Radio Program: Cure Panel Talk Radio

Yesterday I participated in a fantastic radio show! Dr Rajkumar talked about many of the developments in the Myeloma field, including treatments, outcomes, and new drugs in the pipeline. You can hear a recap by clicking here or by pasting this in your browser:  
Two notable items I'd like to recap are:
1. Almost all the time, patients are treated for myeloma differently depending on who treats them. There are so many different ways to treat those with myeloma and many different approaches. There are approaches that are highly aggressive and more curative in their attempt versus maintaining the disease. And there are all these factors that help determine those decisions. But almost without fail, it depends where a patient is seen. It should be the other way around. Patients should, in a "perfect" world, know what their treatment options are and then determine how they would like to proceed. The challenge is that few patients know anything about their disease when diagnosed. And, once diagnosed, we they are overwhelmed and trust their oncologist. That was true for me, too. I believe the site helps educate newly diagnosed patients in a comprehensive, easy-to-understand way. Maybe armed with better knowledge, those decisions won't be quite so difficult.

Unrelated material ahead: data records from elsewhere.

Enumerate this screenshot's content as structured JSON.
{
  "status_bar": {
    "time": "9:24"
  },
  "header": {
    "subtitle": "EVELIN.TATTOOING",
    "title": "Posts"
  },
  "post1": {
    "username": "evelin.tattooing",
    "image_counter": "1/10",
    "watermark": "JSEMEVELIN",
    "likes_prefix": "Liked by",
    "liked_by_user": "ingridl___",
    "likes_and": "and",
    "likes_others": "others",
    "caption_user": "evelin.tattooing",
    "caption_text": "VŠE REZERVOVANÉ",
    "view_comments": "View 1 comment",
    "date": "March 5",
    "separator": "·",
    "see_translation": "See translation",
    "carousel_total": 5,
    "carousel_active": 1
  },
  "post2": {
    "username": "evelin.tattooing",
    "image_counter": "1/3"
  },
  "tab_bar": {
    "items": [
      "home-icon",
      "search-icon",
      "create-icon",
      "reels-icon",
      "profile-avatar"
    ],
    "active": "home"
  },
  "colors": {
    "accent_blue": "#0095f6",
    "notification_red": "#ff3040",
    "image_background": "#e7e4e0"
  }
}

2. For those who are done with transplant and received a total response or a very good partial response, keeping them on maintenance therapy indefinitely is an approach some are taking. At Mayo, they keep patients on that maintenance therapy for no more than "about" two years because secondary cancers become more prevalent.
All interesting information!